Interface dataset entries
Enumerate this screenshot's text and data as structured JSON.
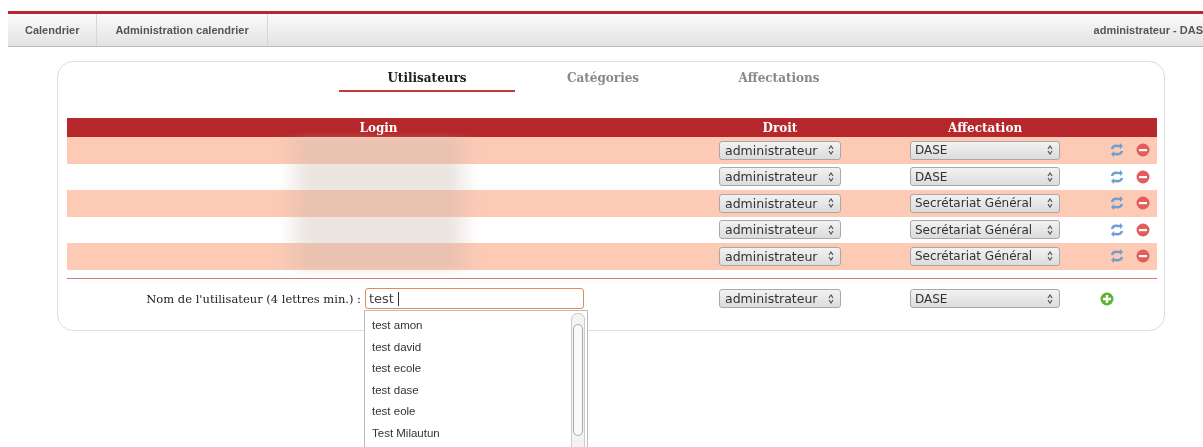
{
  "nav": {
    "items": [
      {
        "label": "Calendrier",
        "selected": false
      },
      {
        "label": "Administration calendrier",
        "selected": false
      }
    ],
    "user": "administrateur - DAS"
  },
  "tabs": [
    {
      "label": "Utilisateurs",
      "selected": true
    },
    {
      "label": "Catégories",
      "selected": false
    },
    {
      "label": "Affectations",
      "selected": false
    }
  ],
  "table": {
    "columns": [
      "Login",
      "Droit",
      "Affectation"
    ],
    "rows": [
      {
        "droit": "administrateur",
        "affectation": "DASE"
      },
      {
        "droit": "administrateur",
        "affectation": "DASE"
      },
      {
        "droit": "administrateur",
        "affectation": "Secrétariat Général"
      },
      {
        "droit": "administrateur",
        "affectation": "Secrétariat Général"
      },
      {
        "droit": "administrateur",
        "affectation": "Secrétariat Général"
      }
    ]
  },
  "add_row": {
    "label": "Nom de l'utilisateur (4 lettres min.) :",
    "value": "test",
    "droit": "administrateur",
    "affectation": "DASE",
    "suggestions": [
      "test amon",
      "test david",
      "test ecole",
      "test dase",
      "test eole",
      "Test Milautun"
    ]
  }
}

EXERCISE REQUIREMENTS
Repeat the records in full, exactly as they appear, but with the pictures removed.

SOLUTION TO THE PROBLEM
Enumerate this screenshot's text and data as structured JSON.
{
  "nav": {
    "items": [
      {
        "label": "Calendrier",
        "selected": false
      },
      {
        "label": "Administration calendrier",
        "selected": false
      }
    ],
    "user": "administrateur - DAS"
  },
  "tabs": [
    {
      "label": "Utilisateurs",
      "selected": true
    },
    {
      "label": "Catégories",
      "selected": false
    },
    {
      "label": "Affectations",
      "selected": false
    }
  ],
  "table": {
    "columns": [
      "Login",
      "Droit",
      "Affectation"
    ],
    "rows": [
      {
        "droit": "administrateur",
        "affectation": "DASE"
      },
      {
        "droit": "administrateur",
        "affectation": "DASE"
      },
      {
        "droit": "administrateur",
        "affectation": "Secrétariat Général"
      },
      {
        "droit": "administrateur",
        "affectation": "Secrétariat Général"
      },
      {
        "droit": "administrateur",
        "affectation": "Secrétariat Général"
      }
    ]
  },
  "add_row": {
    "label": "Nom de l'utilisateur (4 lettres min.) :",
    "value": "test",
    "droit": "administrateur",
    "affectation": "DASE",
    "suggestions": [
      "test amon",
      "test david",
      "test ecole",
      "test dase",
      "test eole",
      "Test Milautun"
    ]
  }
}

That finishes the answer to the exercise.